THE TASK = Your answer should be every line of the records that contains the word "here".

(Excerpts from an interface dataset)
------------------------------------------------------------

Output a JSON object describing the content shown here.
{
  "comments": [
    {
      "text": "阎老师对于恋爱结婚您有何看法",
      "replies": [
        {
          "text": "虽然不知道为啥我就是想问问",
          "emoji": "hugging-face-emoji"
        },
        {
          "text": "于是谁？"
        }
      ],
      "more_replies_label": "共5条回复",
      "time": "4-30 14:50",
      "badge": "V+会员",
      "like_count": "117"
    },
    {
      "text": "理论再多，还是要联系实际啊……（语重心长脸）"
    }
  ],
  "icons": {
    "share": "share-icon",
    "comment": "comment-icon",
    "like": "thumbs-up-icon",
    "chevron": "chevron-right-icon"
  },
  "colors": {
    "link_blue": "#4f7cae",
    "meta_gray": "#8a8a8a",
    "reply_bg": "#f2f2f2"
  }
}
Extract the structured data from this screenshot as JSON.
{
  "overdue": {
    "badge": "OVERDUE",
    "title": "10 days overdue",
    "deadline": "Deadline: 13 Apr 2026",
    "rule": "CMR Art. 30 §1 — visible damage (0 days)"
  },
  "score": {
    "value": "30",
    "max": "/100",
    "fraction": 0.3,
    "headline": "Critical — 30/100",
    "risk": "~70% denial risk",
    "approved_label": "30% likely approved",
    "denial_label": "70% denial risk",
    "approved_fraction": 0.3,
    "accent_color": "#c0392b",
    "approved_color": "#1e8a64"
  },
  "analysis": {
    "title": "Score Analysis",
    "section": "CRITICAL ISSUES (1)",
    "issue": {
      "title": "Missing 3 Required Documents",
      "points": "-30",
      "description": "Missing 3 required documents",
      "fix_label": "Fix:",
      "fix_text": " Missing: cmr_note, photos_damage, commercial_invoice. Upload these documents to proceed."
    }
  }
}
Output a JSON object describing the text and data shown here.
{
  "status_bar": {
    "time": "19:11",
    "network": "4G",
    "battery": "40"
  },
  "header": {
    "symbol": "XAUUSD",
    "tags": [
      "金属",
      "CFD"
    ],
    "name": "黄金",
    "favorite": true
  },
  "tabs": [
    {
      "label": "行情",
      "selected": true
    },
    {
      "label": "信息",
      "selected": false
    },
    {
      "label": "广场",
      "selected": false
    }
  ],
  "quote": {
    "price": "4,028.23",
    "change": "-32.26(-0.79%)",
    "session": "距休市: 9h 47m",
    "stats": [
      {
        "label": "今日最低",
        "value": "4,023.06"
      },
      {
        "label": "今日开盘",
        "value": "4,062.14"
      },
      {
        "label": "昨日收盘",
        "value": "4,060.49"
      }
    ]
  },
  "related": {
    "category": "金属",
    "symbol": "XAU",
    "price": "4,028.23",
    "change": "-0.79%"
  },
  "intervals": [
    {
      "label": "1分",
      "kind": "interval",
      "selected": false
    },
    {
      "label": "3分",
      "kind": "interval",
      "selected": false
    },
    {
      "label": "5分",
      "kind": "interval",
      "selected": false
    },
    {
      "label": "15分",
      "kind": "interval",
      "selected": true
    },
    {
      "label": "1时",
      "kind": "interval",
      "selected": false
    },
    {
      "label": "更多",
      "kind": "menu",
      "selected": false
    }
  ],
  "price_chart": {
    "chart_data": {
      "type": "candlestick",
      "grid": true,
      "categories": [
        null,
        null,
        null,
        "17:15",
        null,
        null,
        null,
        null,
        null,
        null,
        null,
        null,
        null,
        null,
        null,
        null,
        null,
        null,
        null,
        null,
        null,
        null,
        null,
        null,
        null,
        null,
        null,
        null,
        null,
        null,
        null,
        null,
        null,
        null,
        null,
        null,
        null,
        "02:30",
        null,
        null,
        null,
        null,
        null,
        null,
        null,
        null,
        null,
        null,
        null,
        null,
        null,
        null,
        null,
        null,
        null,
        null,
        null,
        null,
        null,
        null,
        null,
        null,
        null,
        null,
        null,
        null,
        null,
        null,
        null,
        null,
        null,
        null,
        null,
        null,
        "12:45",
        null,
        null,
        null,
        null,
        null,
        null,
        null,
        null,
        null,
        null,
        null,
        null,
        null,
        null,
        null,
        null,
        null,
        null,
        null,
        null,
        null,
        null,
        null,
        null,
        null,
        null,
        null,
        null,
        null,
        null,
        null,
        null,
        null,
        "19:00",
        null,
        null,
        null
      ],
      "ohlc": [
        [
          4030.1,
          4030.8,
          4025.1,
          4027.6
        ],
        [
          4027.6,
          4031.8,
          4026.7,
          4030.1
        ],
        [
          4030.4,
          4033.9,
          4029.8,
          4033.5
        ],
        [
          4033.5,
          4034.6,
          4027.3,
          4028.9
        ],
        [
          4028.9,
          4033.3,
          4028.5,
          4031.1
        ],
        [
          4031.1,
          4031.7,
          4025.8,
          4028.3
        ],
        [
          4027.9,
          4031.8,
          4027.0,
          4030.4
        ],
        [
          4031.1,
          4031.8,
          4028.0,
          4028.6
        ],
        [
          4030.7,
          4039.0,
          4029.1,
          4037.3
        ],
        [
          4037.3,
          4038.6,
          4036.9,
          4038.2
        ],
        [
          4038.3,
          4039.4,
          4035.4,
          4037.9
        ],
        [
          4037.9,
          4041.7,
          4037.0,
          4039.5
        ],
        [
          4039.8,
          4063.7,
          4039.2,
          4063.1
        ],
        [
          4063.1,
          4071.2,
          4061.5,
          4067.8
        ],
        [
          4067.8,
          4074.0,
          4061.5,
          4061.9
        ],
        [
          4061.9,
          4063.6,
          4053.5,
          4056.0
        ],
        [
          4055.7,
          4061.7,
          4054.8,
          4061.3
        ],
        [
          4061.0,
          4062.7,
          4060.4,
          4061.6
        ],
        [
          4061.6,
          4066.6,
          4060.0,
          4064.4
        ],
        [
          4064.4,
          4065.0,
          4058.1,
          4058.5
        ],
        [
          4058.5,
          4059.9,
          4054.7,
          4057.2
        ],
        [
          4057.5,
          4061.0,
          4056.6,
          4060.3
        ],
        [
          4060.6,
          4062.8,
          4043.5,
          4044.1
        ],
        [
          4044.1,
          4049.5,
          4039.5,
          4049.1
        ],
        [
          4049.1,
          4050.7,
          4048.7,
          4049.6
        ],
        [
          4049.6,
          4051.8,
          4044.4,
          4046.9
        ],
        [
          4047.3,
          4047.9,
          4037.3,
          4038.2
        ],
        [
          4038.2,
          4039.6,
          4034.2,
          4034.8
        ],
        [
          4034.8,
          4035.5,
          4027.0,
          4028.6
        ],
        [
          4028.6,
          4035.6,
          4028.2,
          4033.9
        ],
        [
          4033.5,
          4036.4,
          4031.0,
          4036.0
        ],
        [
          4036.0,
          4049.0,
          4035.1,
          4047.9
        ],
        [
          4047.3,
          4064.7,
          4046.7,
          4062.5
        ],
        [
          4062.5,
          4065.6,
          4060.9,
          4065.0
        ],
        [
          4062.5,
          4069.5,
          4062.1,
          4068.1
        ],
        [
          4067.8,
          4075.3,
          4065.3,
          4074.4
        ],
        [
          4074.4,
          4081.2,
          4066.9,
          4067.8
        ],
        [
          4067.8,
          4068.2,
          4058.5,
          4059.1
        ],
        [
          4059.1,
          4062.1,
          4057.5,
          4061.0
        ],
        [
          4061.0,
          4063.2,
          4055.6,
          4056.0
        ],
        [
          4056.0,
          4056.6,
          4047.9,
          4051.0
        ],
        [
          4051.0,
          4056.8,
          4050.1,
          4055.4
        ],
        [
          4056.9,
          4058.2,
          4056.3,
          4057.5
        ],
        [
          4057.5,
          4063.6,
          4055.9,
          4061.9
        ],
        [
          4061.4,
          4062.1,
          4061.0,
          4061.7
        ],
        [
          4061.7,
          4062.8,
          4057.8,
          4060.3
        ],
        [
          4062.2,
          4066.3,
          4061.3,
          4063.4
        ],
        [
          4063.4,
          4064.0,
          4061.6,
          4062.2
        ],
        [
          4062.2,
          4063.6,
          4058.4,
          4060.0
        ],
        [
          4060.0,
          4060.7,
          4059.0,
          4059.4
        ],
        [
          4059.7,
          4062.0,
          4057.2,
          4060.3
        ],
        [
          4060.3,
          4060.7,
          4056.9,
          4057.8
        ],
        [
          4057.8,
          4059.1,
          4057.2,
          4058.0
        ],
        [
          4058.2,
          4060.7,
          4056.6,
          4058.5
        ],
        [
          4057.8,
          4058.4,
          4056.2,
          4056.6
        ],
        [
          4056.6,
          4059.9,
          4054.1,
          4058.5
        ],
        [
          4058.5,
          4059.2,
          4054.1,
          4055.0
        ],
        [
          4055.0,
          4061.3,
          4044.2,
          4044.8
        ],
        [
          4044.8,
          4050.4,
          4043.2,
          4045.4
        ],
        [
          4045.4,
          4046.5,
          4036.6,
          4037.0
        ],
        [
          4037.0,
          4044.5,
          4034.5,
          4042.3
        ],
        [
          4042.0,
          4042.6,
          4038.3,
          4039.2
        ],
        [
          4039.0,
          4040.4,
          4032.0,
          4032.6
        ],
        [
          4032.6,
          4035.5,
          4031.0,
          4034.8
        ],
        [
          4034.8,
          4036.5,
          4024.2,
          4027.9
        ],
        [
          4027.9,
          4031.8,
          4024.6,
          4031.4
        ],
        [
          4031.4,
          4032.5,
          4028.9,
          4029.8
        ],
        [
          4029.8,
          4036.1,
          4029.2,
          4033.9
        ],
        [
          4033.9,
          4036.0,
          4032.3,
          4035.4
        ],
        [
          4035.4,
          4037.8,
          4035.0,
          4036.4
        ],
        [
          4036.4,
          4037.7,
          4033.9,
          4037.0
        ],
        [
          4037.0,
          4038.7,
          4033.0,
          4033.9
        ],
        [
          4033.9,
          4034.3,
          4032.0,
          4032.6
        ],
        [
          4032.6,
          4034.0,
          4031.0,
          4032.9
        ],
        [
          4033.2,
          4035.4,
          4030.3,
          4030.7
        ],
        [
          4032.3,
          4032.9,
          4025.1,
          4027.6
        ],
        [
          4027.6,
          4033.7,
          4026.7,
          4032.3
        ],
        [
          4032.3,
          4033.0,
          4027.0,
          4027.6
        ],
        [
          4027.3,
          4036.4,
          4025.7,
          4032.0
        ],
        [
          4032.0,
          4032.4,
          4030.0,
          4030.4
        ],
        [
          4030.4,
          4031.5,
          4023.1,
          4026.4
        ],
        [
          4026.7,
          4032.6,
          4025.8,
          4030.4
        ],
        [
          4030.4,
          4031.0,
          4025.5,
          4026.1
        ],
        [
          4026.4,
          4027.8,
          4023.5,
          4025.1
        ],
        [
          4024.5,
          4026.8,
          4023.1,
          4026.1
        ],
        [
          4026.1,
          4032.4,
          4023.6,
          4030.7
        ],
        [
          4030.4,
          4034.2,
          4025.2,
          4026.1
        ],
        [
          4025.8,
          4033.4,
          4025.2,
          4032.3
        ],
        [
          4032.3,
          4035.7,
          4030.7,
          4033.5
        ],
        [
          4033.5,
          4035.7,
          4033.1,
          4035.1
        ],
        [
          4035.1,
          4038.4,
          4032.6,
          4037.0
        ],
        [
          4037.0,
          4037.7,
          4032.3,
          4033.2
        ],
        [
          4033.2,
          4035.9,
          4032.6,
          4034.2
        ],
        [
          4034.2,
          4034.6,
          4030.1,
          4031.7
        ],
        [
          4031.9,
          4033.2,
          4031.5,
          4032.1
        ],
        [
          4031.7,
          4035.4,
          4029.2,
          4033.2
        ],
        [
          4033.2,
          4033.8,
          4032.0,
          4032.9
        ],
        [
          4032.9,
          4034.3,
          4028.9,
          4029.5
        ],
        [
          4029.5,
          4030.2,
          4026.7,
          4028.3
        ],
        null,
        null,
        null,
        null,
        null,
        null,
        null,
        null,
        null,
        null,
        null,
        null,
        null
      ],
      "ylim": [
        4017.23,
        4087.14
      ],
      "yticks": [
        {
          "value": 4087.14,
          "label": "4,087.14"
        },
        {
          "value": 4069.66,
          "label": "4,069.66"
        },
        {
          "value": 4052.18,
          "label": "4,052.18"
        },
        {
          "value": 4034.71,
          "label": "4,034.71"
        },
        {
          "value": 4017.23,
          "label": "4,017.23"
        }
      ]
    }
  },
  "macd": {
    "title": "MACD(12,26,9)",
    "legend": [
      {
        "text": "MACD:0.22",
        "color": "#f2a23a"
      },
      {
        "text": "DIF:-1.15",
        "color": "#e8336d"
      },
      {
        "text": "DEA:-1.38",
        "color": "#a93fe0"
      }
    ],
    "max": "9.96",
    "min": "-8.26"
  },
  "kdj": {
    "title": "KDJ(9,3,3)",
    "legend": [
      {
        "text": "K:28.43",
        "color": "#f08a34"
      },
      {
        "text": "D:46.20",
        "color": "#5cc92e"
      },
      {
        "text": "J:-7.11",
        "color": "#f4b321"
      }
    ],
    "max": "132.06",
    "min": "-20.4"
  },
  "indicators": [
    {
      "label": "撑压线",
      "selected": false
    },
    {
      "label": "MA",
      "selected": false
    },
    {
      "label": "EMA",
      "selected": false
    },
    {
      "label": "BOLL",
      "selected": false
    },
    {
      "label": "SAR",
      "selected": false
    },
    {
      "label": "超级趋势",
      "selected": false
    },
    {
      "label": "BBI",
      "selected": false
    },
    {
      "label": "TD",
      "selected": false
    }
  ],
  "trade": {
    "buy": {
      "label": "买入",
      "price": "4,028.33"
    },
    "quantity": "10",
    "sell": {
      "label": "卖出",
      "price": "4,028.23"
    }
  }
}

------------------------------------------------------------

EXPECTED ANSWER =
Output a JSON object describing the content shown here.
Output a JSON object describing the text and data shown here.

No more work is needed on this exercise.